What makes ‘Welcome to Me’ a contemporary take on those themes is the fact that the type of fame Alice chases doesn’t even require the drive and gruntwork of Pupkin’s cornball comedy routines. She’s chasing a specific brand of light entertainment that values narcissism over talent, and the fact that she’s content with the ironic fame she achieves is even more troubling. ‘The King of Comedy’ might have seemed like an outlandish take on America’s obsession with fame in the 1980s, but ‘Welcome to Me’ shows how far the bar has dropped since then, and the results are pretty horrifying.
Of course, as clever, pointed, and impressive as ‘Welcome to Me’ is, it’s not a perfect movie. Alice is such a fascinating character and Wiig’s performance is so hilarious that it completely dominates the movie to its detriment. All of the supporting characters who appear in the film are really just there to serve Alice and the plot with very little life of their own beyond punchlines. Piven prevents this from becoming a major issue by filling those small roles with major talents like Cardellini, Robbins, Tudyk, Joan Cusack, Jennifer Jason Leigh, Wes Bentley and James Marsden – all of whom are able to elevate their thin roles just enough to have at least 2.5 dimensions. That certainly helps, but given how psychologically complex the protagonist is, the limitations of every other character are impossible to ignore.

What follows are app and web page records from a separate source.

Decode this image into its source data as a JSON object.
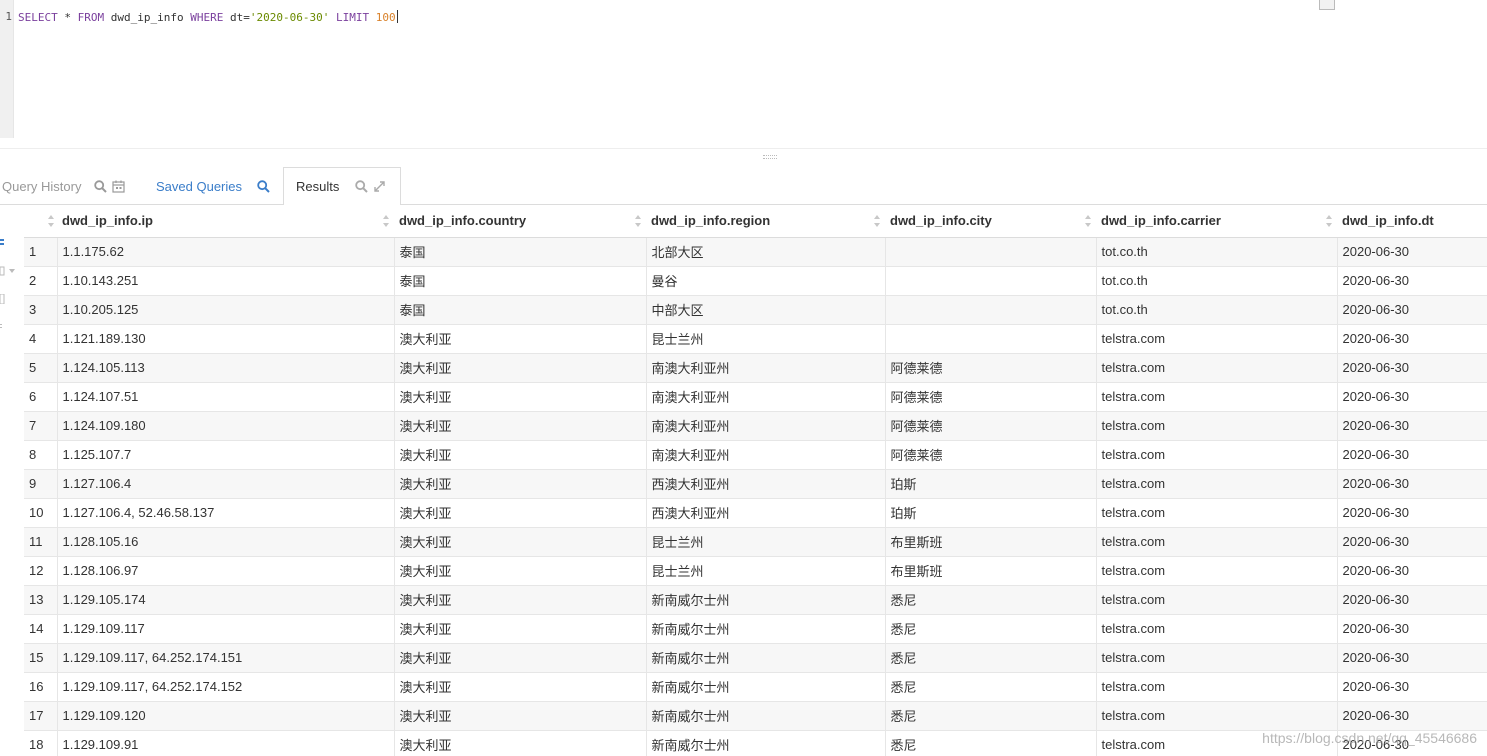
{
  "editor": {
    "line_number": "1",
    "tokens": {
      "select": "SELECT",
      "star": " * ",
      "from": "FROM",
      "table": " dwd_ip_info ",
      "where": "WHERE",
      "cond": " dt=",
      "date": "'2020-06-30'",
      "space": " ",
      "limit": "LIMIT",
      "space2": " ",
      "limit_value": "100"
    }
  },
  "tabs": {
    "history": "Query History",
    "saved": "Saved Queries",
    "results": "Results"
  },
  "table": {
    "headers": {
      "ip": "dwd_ip_info.ip",
      "country": "dwd_ip_info.country",
      "region": "dwd_ip_info.region",
      "city": "dwd_ip_info.city",
      "carrier": "dwd_ip_info.carrier",
      "dt": "dwd_ip_info.dt"
    },
    "rows": [
      {
        "n": "1",
        "ip": "1.1.175.62",
        "country": "泰国",
        "region": "北部大区",
        "city": "",
        "carrier": "tot.co.th",
        "dt": "2020-06-30"
      },
      {
        "n": "2",
        "ip": "1.10.143.251",
        "country": "泰国",
        "region": "曼谷",
        "city": "",
        "carrier": "tot.co.th",
        "dt": "2020-06-30"
      },
      {
        "n": "3",
        "ip": "1.10.205.125",
        "country": "泰国",
        "region": "中部大区",
        "city": "",
        "carrier": "tot.co.th",
        "dt": "2020-06-30"
      },
      {
        "n": "4",
        "ip": "1.121.189.130",
        "country": "澳大利亚",
        "region": "昆士兰州",
        "city": "",
        "carrier": "telstra.com",
        "dt": "2020-06-30"
      },
      {
        "n": "5",
        "ip": "1.124.105.113",
        "country": "澳大利亚",
        "region": "南澳大利亚州",
        "city": "阿德莱德",
        "carrier": "telstra.com",
        "dt": "2020-06-30"
      },
      {
        "n": "6",
        "ip": "1.124.107.51",
        "country": "澳大利亚",
        "region": "南澳大利亚州",
        "city": "阿德莱德",
        "carrier": "telstra.com",
        "dt": "2020-06-30"
      },
      {
        "n": "7",
        "ip": "1.124.109.180",
        "country": "澳大利亚",
        "region": "南澳大利亚州",
        "city": "阿德莱德",
        "carrier": "telstra.com",
        "dt": "2020-06-30"
      },
      {
        "n": "8",
        "ip": "1.125.107.7",
        "country": "澳大利亚",
        "region": "南澳大利亚州",
        "city": "阿德莱德",
        "carrier": "telstra.com",
        "dt": "2020-06-30"
      },
      {
        "n": "9",
        "ip": "1.127.106.4",
        "country": "澳大利亚",
        "region": "西澳大利亚州",
        "city": "珀斯",
        "carrier": "telstra.com",
        "dt": "2020-06-30"
      },
      {
        "n": "10",
        "ip": "1.127.106.4, 52.46.58.137",
        "country": "澳大利亚",
        "region": "西澳大利亚州",
        "city": "珀斯",
        "carrier": "telstra.com",
        "dt": "2020-06-30"
      },
      {
        "n": "11",
        "ip": "1.128.105.16",
        "country": "澳大利亚",
        "region": "昆士兰州",
        "city": "布里斯班",
        "carrier": "telstra.com",
        "dt": "2020-06-30"
      },
      {
        "n": "12",
        "ip": "1.128.106.97",
        "country": "澳大利亚",
        "region": "昆士兰州",
        "city": "布里斯班",
        "carrier": "telstra.com",
        "dt": "2020-06-30"
      },
      {
        "n": "13",
        "ip": "1.129.105.174",
        "country": "澳大利亚",
        "region": "新南威尔士州",
        "city": "悉尼",
        "carrier": "telstra.com",
        "dt": "2020-06-30"
      },
      {
        "n": "14",
        "ip": "1.129.109.117",
        "country": "澳大利亚",
        "region": "新南威尔士州",
        "city": "悉尼",
        "carrier": "telstra.com",
        "dt": "2020-06-30"
      },
      {
        "n": "15",
        "ip": "1.129.109.117, 64.252.174.151",
        "country": "澳大利亚",
        "region": "新南威尔士州",
        "city": "悉尼",
        "carrier": "telstra.com",
        "dt": "2020-06-30"
      },
      {
        "n": "16",
        "ip": "1.129.109.117, 64.252.174.152",
        "country": "澳大利亚",
        "region": "新南威尔士州",
        "city": "悉尼",
        "carrier": "telstra.com",
        "dt": "2020-06-30"
      },
      {
        "n": "17",
        "ip": "1.129.109.120",
        "country": "澳大利亚",
        "region": "新南威尔士州",
        "city": "悉尼",
        "carrier": "telstra.com",
        "dt": "2020-06-30"
      },
      {
        "n": "18",
        "ip": "1.129.109.91",
        "country": "澳大利亚",
        "region": "新南威尔士州",
        "city": "悉尼",
        "carrier": "telstra.com",
        "dt": "2020-06-30"
      }
    ]
  },
  "watermark": "https://blog.csdn.net/qq_45546686",
  "icons": {
    "history_search": "search-icon",
    "history_calendar": "calendar-icon",
    "saved_search": "search-icon",
    "results_search": "search-icon",
    "results_expand": "expand-icon"
  },
  "colors": {
    "keyword": "#7a3f9d",
    "string": "#6a8a00",
    "number": "#d9822b",
    "link_tab": "#3a7dc9"
  }
}
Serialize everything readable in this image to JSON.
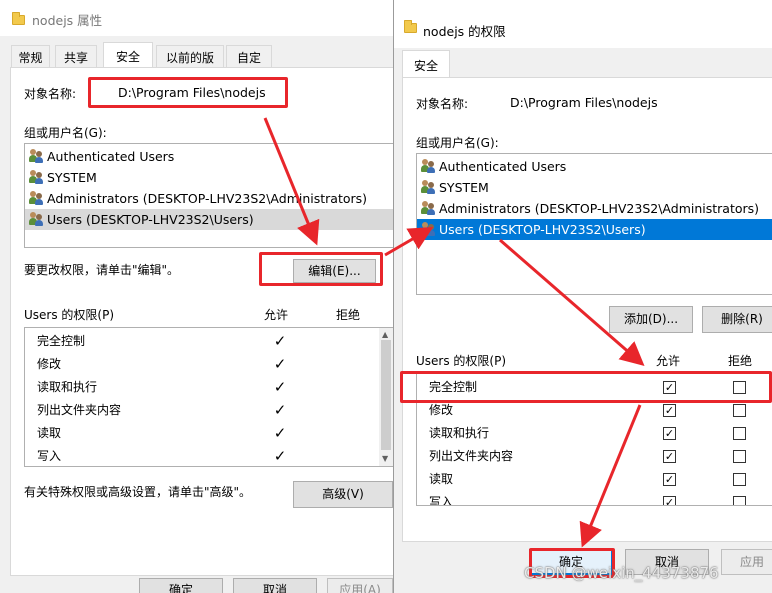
{
  "back_dialog": {
    "title": "nodejs 属性",
    "tabs": [
      "常规",
      "共享",
      "安全",
      "以前的版本",
      "自定义"
    ],
    "active_tab": "安全",
    "object_name_label": "对象名称:",
    "object_name_value": "D:\\Program Files\\nodejs",
    "group_label": "组或用户名(G):",
    "users": [
      "Authenticated Users",
      "SYSTEM",
      "Administrators (DESKTOP-LHV23S2\\Administrators)",
      "Users (DESKTOP-LHV23S2\\Users)"
    ],
    "edit_hint": "要更改权限，请单击\"编辑\"。",
    "edit_button": "编辑(E)...",
    "perm_label": "Users 的权限(P)",
    "allow_header": "允许",
    "deny_header": "拒绝",
    "permissions": [
      {
        "name": "完全控制",
        "allow": "",
        "deny": ""
      },
      {
        "name": "修改",
        "allow": "",
        "deny": ""
      },
      {
        "name": "读取和执行",
        "allow": "✓",
        "deny": ""
      },
      {
        "name": "列出文件夹内容",
        "allow": "✓",
        "deny": ""
      },
      {
        "name": "读取",
        "allow": "✓",
        "deny": ""
      },
      {
        "name": "写入",
        "allow": "",
        "deny": ""
      }
    ],
    "advanced_hint": "有关特殊权限或高级设置，请单击\"高级\"。",
    "advanced_button": "高级(V)",
    "ok_button": "确定",
    "cancel_button": "取消",
    "apply_button": "应用(A)"
  },
  "front_dialog": {
    "title": "nodejs 的权限",
    "tab": "安全",
    "object_name_label": "对象名称:",
    "object_name_value": "D:\\Program Files\\nodejs",
    "group_label": "组或用户名(G):",
    "users": [
      "Authenticated Users",
      "SYSTEM",
      "Administrators (DESKTOP-LHV23S2\\Administrators)",
      "Users (DESKTOP-LHV23S2\\Users)"
    ],
    "selected_user_index": 3,
    "add_button": "添加(D)...",
    "remove_button": "删除(R)",
    "perm_label": "Users 的权限(P)",
    "allow_header": "允许",
    "deny_header": "拒绝",
    "permissions": [
      {
        "name": "完全控制",
        "allow": "✓",
        "deny": ""
      },
      {
        "name": "修改",
        "allow": "✓",
        "deny": ""
      },
      {
        "name": "读取和执行",
        "allow": "✓",
        "deny": ""
      },
      {
        "name": "列出文件夹内容",
        "allow": "✓",
        "deny": ""
      },
      {
        "name": "读取",
        "allow": "✓",
        "deny": ""
      },
      {
        "name": "写入",
        "allow": "✓",
        "deny": ""
      }
    ],
    "ok_button": "确定",
    "cancel_button": "取消",
    "apply_button": "应用(A)"
  },
  "watermark": "CSDN @weixin_44373876",
  "colors": {
    "annotation_red": "#e8262b",
    "selection_blue": "#0078d7",
    "dialog_bg": "#f0f0f0"
  }
}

Likewise, the final scenes wrap up a messy story a little too neatly, even if the final image adds a troubling endnote. Yet even if ‘Welcome to Me’ isn’t perfect, the central character is so brilliantly conceived and timely that all the sideline problems tend to vanish from memory fairly quickly. This is one of the darkest and smartest American comedies to emerge in quite some time. Even if that makes it too uncommercial to get the attention it deserves while playing theaters, the flick is too good to disappear entirely. All of the bitter little weirdos this movie is designed for will discover and fall in love with ‘Welcome to Me’ eventually, so do what you can to get there first.